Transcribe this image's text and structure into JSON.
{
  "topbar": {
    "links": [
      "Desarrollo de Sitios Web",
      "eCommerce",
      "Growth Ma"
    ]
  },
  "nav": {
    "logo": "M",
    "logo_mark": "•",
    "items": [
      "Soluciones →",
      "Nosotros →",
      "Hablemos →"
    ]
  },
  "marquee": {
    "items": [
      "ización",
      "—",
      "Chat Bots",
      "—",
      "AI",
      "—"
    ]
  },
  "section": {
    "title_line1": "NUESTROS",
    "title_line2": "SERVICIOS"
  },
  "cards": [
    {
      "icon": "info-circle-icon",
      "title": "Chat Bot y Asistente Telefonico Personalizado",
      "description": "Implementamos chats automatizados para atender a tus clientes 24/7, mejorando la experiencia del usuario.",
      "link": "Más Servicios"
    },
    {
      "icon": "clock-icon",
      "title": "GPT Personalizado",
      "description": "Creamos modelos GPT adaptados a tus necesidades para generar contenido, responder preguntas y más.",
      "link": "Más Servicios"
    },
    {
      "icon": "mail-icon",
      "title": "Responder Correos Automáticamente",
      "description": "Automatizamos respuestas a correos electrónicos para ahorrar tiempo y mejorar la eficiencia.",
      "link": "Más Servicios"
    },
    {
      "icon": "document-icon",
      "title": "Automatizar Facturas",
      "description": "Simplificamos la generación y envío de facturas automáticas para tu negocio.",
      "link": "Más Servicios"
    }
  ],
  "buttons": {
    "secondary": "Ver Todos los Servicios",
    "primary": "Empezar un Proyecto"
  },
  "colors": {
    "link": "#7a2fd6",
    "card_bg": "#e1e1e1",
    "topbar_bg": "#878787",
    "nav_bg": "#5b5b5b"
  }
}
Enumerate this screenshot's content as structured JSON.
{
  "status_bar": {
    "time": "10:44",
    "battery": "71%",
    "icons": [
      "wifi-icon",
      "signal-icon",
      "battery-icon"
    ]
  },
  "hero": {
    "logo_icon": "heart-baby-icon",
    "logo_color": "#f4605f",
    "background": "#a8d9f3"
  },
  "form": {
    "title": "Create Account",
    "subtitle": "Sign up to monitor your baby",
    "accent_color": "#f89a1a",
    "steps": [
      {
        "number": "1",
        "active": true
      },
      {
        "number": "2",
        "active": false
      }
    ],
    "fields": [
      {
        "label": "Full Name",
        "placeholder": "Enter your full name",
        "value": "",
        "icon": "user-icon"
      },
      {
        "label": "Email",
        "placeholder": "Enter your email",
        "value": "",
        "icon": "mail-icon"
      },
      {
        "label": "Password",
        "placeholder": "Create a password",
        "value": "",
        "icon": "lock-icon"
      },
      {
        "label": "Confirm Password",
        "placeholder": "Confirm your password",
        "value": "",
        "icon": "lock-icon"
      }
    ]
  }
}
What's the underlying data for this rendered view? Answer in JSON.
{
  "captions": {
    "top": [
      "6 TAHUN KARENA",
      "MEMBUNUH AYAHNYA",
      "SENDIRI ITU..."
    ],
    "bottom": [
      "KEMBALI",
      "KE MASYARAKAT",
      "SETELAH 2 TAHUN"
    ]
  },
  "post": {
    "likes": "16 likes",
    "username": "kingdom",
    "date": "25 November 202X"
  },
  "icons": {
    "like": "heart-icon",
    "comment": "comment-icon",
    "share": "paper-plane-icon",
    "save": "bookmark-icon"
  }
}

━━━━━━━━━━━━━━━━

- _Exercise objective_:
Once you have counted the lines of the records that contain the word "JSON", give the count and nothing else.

- _Output of the task_:
3